[[ Material for this task open ]]

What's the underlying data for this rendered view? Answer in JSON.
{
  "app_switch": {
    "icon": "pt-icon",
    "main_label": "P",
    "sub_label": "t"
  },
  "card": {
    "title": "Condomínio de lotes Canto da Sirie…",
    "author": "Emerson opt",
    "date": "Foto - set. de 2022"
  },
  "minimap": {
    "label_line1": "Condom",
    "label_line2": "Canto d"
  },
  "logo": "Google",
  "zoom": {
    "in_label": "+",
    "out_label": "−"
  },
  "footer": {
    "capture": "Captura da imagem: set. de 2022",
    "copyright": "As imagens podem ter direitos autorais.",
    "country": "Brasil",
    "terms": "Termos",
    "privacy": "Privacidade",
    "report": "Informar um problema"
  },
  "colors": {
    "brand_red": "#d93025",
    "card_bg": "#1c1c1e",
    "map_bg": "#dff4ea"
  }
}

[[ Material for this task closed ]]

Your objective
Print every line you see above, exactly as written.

Task solution
What's the underlying data for this rendered view? Answer in JSON.
{
  "app_switch": {
    "icon": "pt-icon",
    "main_label": "P",
    "sub_label": "t"
  },
  "card": {
    "title": "Condomínio de lotes Canto da Sirie…",
    "author": "Emerson opt",
    "date": "Foto - set. de 2022"
  },
  "minimap": {
    "label_line1": "Condom",
    "label_line2": "Canto d"
  },
  "logo": "Google",
  "zoom": {
    "in_label": "+",
    "out_label": "−"
  },
  "footer": {
    "capture": "Captura da imagem: set. de 2022",
    "copyright": "As imagens podem ter direitos autorais.",
    "country": "Brasil",
    "terms": "Termos",
    "privacy": "Privacidade",
    "report": "Informar um problema"
  },
  "colors": {
    "brand_red": "#d93025",
    "card_bg": "#1c1c1e",
    "map_bg": "#dff4ea"
  }
}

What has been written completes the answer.